The Magic of a Mokoro Ride in the Okavango DeltaMay 25, 2020
There is no more dazzling way to experience Botswana’s Okavango Delta—the enormous fan-shaped wetland expanse formed where the Okavango River empties into the Kalahari Desert—than by exploring it in a traditional mokoro, or dugout canoe.
If you’ve dreamed of visiting the Okavango, you likely already know about the region’s mind-boggling density and diversity of wildlife: An estimated 200,000 wild migratory creatures move through the area each year, including more than 150 different mammal species and 500 species of bird.
What you might not fully realize until you arrive, though, is just how different your wildlife-viewing experience may be in the Okavango than in other safari destinations. While you’ll still have plenty of opportunities for thrilling traditional game drives, the watery topography here means that, in many parts of the delta, travelling by boat is by far the most efficient way to get around. Which is exactly why local tribes have for centuries used mekoro as a primary form of transport.
Traditionally, mekoro have been made by hollowing out the trunks of mature, straight-growing trees, such as jackalberry or sausage trees (so called because of their dangling fruits, which evoke salamis hanging in a butcher-shop window). The resulting canoes are about 20 feet long, with a slim blade-like shape ideal for piloting through the delta’s narrow, reed-lined waterways. Each mokoro, which can seat one or two passengers, is steered by a single “poler,” a seasoned guide who stands at the tail end of the craft and pushes it along with a long wooden pole called a ngashe.
While many mekoro today are being made from fiberglass rather than wood in an effort to conserve the Okavango’s old-growth trees, in most other regards a modern mokoro journey is no different than those made by local fishermen and villagers a hundred years ago. Your jaunt as part of a luxury Botswana safari with Micato will likely go something like this:
You’ll begin by boarding mekoro—along with your Micato guide and others in your party—at the waterfront just outside your luxury safari lodge. Standing in the stern will be your dedicated poler, a local tribesman who will have spent his entire life skillfully navigating among the delta’s maze of interconnected waterways. Once you’re comfortably settled, you’ll push off, and be immediately struck by how quietly your canoe glides through the water.
That quiet will let you fully savour the wetlands’ cacophony of sounds as you progress among channels, lagoons, and palm-fringed islands: the trilling and warbling of hundreds of birds, the croaking of tiny reed frogs, the hum of insects, the burbling of half-submerged hippos and the splash of crocodiles sliding from the riverbanks into the water.
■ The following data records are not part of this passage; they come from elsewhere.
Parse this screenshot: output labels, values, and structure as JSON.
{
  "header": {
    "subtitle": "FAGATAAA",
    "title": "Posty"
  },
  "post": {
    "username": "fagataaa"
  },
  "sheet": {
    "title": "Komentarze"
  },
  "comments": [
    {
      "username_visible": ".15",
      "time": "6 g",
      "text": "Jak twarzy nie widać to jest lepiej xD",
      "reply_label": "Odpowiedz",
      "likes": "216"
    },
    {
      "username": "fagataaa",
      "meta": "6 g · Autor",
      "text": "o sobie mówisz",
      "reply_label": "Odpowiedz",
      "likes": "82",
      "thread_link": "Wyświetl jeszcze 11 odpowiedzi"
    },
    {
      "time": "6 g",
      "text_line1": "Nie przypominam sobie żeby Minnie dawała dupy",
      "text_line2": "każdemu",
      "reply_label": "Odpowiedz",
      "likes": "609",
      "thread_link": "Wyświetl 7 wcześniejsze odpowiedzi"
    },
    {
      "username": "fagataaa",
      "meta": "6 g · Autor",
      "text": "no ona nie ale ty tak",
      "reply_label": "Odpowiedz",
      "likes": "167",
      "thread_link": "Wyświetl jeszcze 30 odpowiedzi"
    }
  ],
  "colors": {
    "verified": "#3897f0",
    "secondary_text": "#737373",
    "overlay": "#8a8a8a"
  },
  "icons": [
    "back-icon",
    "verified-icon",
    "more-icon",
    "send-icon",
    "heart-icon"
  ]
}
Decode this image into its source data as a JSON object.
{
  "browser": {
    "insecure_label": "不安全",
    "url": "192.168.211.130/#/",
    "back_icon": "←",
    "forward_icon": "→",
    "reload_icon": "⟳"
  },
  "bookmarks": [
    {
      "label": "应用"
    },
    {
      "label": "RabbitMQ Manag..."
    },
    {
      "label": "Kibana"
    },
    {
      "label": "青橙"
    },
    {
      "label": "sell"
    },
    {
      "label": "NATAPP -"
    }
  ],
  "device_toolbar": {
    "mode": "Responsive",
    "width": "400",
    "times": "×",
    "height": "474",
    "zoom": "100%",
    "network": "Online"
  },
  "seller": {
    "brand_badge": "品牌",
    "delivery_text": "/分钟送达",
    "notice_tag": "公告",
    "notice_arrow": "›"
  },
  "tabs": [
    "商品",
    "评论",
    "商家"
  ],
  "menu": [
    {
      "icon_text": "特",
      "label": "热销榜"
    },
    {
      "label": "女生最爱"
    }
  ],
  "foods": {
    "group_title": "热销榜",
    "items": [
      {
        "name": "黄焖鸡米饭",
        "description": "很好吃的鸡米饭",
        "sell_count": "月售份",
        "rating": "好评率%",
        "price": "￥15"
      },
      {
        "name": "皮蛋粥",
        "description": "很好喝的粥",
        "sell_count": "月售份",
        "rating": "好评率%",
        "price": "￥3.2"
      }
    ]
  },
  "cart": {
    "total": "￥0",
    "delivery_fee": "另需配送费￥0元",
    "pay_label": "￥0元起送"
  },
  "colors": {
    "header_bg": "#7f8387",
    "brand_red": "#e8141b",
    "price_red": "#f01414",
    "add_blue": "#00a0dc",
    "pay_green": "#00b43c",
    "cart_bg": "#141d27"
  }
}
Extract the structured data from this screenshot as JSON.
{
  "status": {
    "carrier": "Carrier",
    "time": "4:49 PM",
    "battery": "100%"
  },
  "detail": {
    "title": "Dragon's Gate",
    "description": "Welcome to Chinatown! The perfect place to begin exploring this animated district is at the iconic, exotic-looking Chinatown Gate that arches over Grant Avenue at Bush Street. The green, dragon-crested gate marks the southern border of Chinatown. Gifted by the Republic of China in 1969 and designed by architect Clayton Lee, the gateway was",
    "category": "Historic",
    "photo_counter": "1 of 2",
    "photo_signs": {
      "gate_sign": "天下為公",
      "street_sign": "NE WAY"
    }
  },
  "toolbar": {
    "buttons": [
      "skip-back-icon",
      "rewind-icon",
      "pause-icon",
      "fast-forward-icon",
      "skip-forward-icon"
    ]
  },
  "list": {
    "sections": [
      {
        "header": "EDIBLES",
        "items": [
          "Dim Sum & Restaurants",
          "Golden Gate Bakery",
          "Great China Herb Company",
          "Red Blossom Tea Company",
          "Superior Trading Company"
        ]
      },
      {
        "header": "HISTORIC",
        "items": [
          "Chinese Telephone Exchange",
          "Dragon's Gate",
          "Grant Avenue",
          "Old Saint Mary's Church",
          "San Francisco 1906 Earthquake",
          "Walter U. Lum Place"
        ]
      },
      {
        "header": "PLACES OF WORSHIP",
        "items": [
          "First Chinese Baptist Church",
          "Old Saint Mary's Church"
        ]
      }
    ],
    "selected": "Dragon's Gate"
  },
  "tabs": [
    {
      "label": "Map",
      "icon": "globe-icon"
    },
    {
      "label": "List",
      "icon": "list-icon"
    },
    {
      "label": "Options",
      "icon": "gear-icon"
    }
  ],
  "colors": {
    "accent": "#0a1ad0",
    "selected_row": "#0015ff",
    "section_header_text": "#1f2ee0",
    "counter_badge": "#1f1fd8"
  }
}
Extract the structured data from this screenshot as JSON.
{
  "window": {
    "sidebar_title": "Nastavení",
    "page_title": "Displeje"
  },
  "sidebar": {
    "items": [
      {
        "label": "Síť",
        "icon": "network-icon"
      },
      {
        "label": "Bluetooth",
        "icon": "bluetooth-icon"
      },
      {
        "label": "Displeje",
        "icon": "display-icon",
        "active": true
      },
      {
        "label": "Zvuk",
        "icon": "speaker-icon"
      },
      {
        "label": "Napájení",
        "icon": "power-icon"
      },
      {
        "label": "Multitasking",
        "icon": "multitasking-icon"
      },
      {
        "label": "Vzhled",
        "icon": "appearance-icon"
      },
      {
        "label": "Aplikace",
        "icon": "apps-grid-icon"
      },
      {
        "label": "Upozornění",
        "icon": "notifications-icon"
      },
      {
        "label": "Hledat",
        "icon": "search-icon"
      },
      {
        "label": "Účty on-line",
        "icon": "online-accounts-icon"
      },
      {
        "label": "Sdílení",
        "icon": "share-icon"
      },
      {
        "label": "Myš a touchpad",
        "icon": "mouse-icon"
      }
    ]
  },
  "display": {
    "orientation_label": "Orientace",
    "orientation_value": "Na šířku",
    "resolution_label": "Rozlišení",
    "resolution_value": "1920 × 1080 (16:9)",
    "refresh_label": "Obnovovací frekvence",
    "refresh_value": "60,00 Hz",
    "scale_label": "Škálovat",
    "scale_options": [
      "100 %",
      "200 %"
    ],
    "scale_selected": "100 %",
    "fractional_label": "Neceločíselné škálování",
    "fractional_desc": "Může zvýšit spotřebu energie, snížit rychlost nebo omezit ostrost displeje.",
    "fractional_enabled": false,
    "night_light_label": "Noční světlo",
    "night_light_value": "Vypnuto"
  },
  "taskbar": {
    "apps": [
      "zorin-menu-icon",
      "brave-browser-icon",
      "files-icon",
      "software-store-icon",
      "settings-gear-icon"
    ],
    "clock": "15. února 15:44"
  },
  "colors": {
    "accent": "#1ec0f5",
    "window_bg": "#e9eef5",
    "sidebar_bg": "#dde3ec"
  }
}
Further off, you might hear the trumpeting of elephants approaching to wallow or drink, or the eerie yips of African wild dogs or hyenas.
The maneuvering of your expert poler also gives you a unique and close-up vantage point over the species that throng the delta’s waterways. You might float just beyond a bank where an entire herd of elephants—including calves—is wading and dousing themselves; you might spy one of the delta’s rare, swamp-adapted antelope species, like strikingly-striped sitatunga or swoop-horned sable antelope, dipping their heads to drink while keeping a watchful eye for lions. You might watch as iridescent kingfishers or fierce raptors dart from overhead branches to spear fish from the water. You might just marvel at the masses of water lilies floating along the water channels, and the way the clouds are mirrored in the still surface of the widest lagoons.
Regardless of what you see on your mokoro ride, the experience is sure to be one of the dreamiest and most enchanting parts of your Micato itinerary. To start planning your trip to the Okavango Delta—and your mokoro excursion—talk with one of Micato’s safari experts today.